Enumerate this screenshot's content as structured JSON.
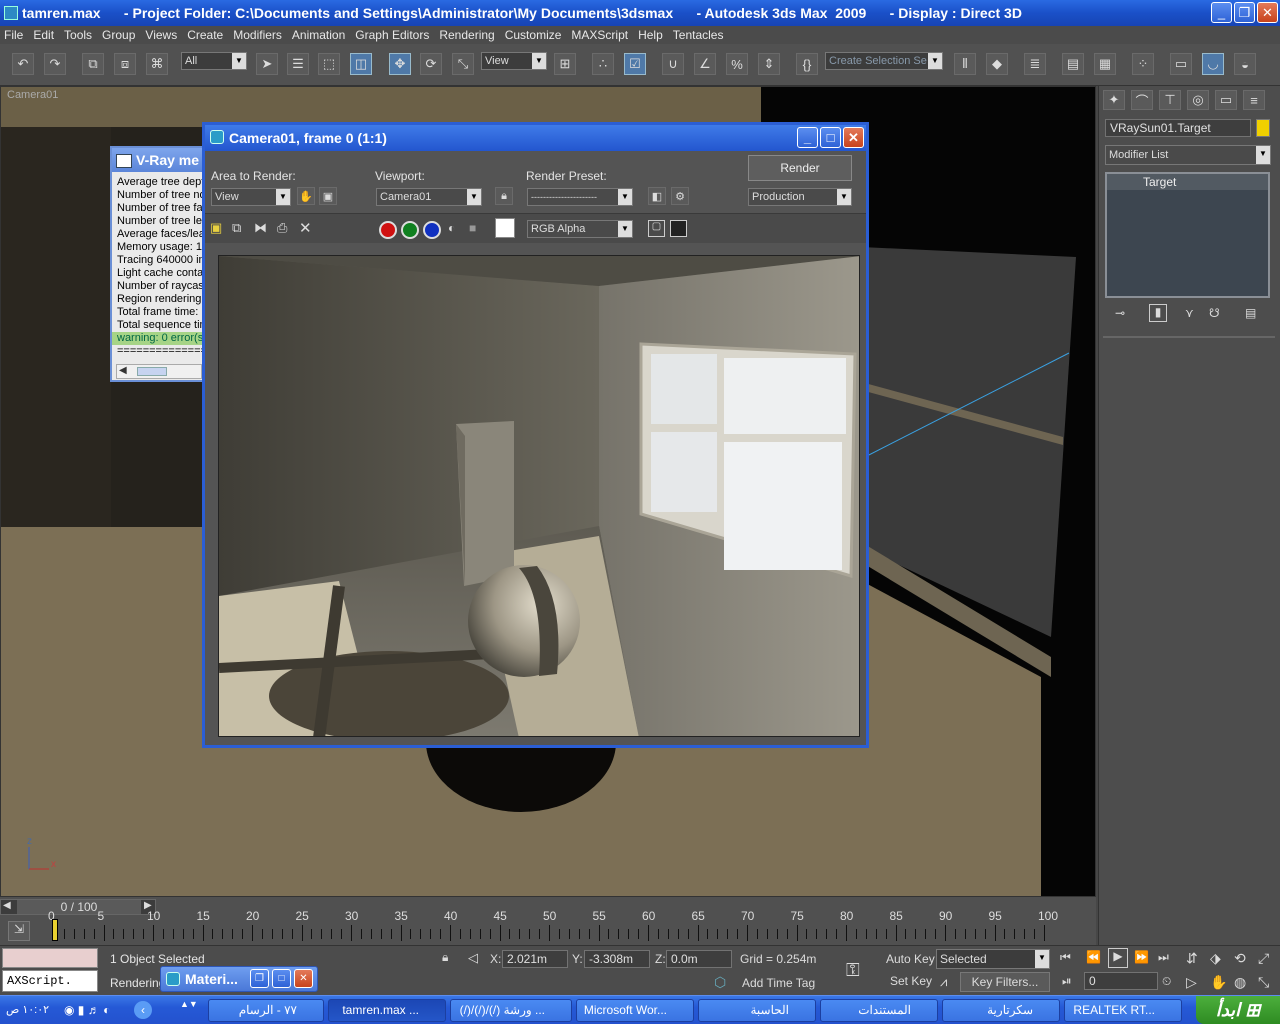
{
  "window": {
    "title": "tamren.max      - Project Folder: C:\\Documents and Settings\\Administrator\\My Documents\\3dsmax      - Autodesk 3ds Max  2009      - Display : Direct 3D"
  },
  "menu": [
    "File",
    "Edit",
    "Tools",
    "Group",
    "Views",
    "Create",
    "Modifiers",
    "Animation",
    "Graph Editors",
    "Rendering",
    "Customize",
    "MAXScript",
    "Help",
    "Tentacles"
  ],
  "toolbar": {
    "filter_value": "All",
    "refcoord_value": "View",
    "selection_set_placeholder": "Create Selection Se"
  },
  "viewport": {
    "label": "Camera01"
  },
  "vray_log": {
    "title": "V-Ray me",
    "lines": [
      "Average tree dept",
      "Number of tree no",
      "Number of tree fac",
      "Number of tree lea",
      "Average faces/lea",
      "Memory usage: 1.",
      "Tracing 640000 in",
      "Light cache conta",
      "Number of raycast",
      "Region rendering:",
      "Total frame time: 1",
      "Total sequence tim",
      "warning: 0 error(s),",
      "=============="
    ]
  },
  "render_window": {
    "title": "Camera01, frame 0 (1:1)",
    "area_label": "Area to Render:",
    "area_value": "View",
    "viewport_label": "Viewport:",
    "viewport_value": "Camera01",
    "preset_label": "Render Preset:",
    "preset_value": "----------------------",
    "render_button": "Render",
    "production_value": "Production",
    "channel_value": "RGB Alpha"
  },
  "command_panel": {
    "object_name": "VRaySun01.Target",
    "modifier_list": "Modifier List",
    "stack_item": "Target",
    "object_color": "#f0d000"
  },
  "timeline": {
    "frame_label": "0 / 100",
    "ticks": [
      "0",
      "5",
      "10",
      "15",
      "20",
      "25",
      "30",
      "35",
      "40",
      "45",
      "50",
      "55",
      "60",
      "65",
      "70",
      "75",
      "80",
      "85",
      "90",
      "95",
      "100"
    ]
  },
  "status": {
    "selection_text": "1 Object Selected",
    "prompt_text": "Rendering",
    "maxscript_listener": "AXScript.",
    "x_label": "X:",
    "x_value": "2.021m",
    "y_label": "Y:",
    "y_value": "-3.308m",
    "z_label": "Z:",
    "z_value": "0.0m",
    "grid": "Grid = 0.254m",
    "add_time_tag": "Add Time Tag",
    "auto_key": "Auto Key",
    "set_key": "Set Key",
    "key_mode_value": "Selected",
    "key_filters": "Key Filters...",
    "current_frame": "0"
  },
  "material_editor_min": {
    "title": "Materi..."
  },
  "taskbar": {
    "items": [
      "REALTEK RT...",
      "سكرتارية",
      "المستندات",
      "الحاسبة",
      "Microsoft Wor...",
      "(/)/(/)/(/) ورشة ...",
      "tamren.max ...",
      "٧٧ - الرسام"
    ],
    "clock": "١٠:٠٢ ص",
    "start_label": "ابدأ"
  }
}
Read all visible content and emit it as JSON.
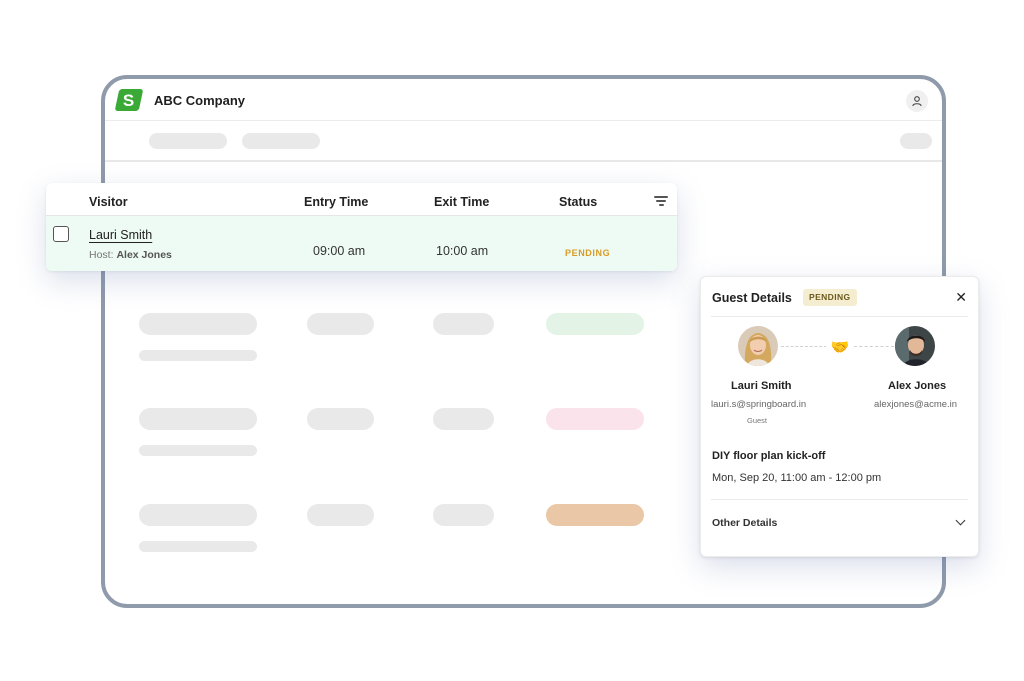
{
  "app": {
    "logo_letter": "S",
    "company_name": "ABC Company",
    "brand_color": "#3aa935"
  },
  "table": {
    "headers": [
      "Visitor",
      "Entry Time",
      "Exit Time",
      "Status"
    ],
    "row": {
      "visitor": "Lauri Smith",
      "host_label": "Host:",
      "host_name": "Alex Jones",
      "entry_time": "09:00 am",
      "exit_time": "10:00 am",
      "status": "PENDING"
    }
  },
  "panel": {
    "title": "Guest Details",
    "badge": "PENDING",
    "guest": {
      "name": "Lauri Smith",
      "email": "lauri.s@springboard.in",
      "role": "Guest"
    },
    "host": {
      "name": "Alex Jones",
      "email": "alexjones@acme.in"
    },
    "meeting_title": "DIY floor plan kick-off",
    "meeting_time": "Mon, Sep 20, 11:00 am - 12:00 pm",
    "other_details": "Other Details"
  },
  "colors": {
    "status_pending": "#d79b25",
    "row_highlight": "#eefbf4",
    "badge_bg": "#f5edcf",
    "skeleton_green": "#e3f4e6",
    "skeleton_pink": "#fae3ea",
    "skeleton_orange": "#eac7a6"
  }
}
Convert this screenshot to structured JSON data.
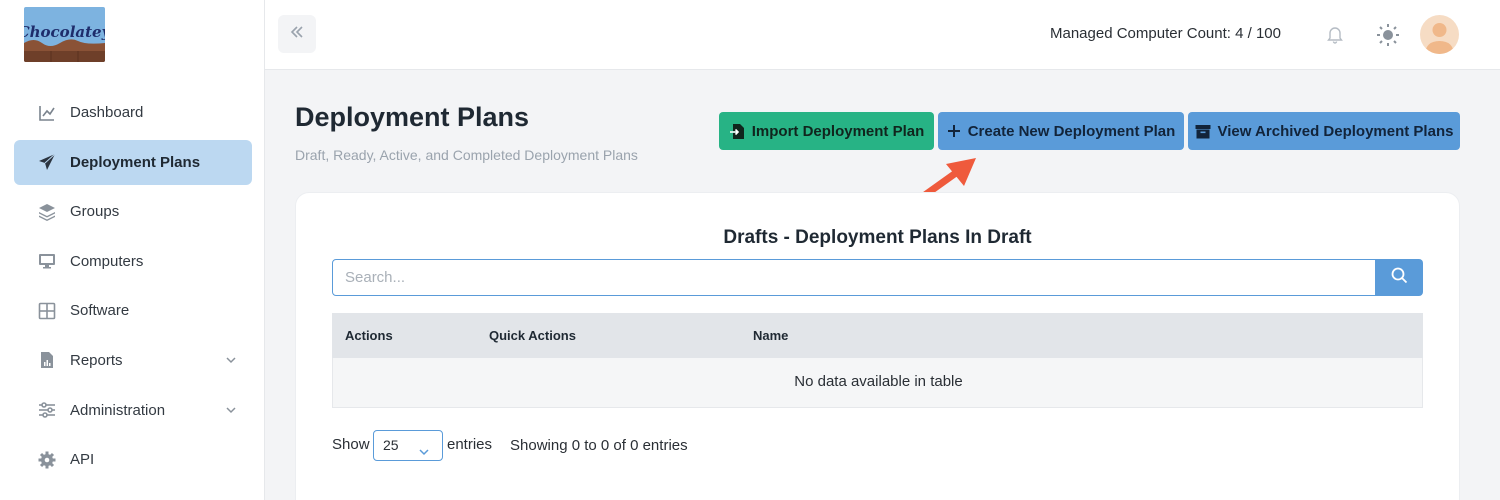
{
  "brand": {
    "logo_text": "Chocolatey"
  },
  "sidebar": {
    "items": [
      {
        "label": "Dashboard",
        "icon": "chart-line-icon"
      },
      {
        "label": "Deployment Plans",
        "icon": "paper-plane-icon",
        "active": true
      },
      {
        "label": "Groups",
        "icon": "layers-icon"
      },
      {
        "label": "Computers",
        "icon": "monitor-icon"
      },
      {
        "label": "Software",
        "icon": "grid-icon"
      },
      {
        "label": "Reports",
        "icon": "file-chart-icon",
        "expandable": true
      },
      {
        "label": "Administration",
        "icon": "sliders-icon",
        "expandable": true
      },
      {
        "label": "API",
        "icon": "gear-icon"
      }
    ]
  },
  "topbar": {
    "managed_count": "Managed Computer Count: 4 / 100"
  },
  "page": {
    "title": "Deployment Plans",
    "subtitle": "Draft, Ready, Active, and Completed Deployment Plans"
  },
  "actions": {
    "import": "Import Deployment Plan",
    "create": "Create New Deployment Plan",
    "archived": "View Archived Deployment Plans"
  },
  "table": {
    "title": "Drafts - Deployment Plans In Draft",
    "search_placeholder": "Search...",
    "columns": [
      "Actions",
      "Quick Actions",
      "Name"
    ],
    "empty": "No data available in table",
    "show_label": "Show",
    "page_size": "25",
    "entries_label": "entries",
    "info": "Showing 0 to 0 of 0 entries"
  },
  "colors": {
    "accent": "#5a9bd9",
    "green": "#27b385",
    "active_nav": "#bcd8f1",
    "annotation_arrow": "#ef5a3c"
  }
}
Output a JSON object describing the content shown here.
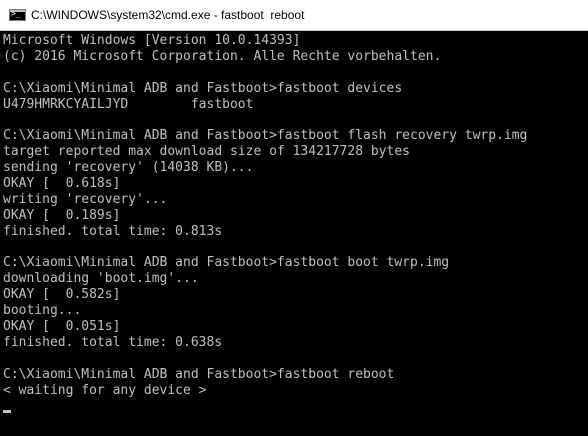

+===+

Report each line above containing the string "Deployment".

◆ SOLUTION:
        "label": "Deployment Plans",
    "title": "Deployment Plans",
    "subtitle": "Draft, Ready, Active, and Completed Deployment Plans"
    "import": "Import Deployment Plan",
    "create": "Create New Deployment Plan",
    "archived": "View Archived Deployment Plans"
    "title": "Drafts - Deployment Plans In Draft",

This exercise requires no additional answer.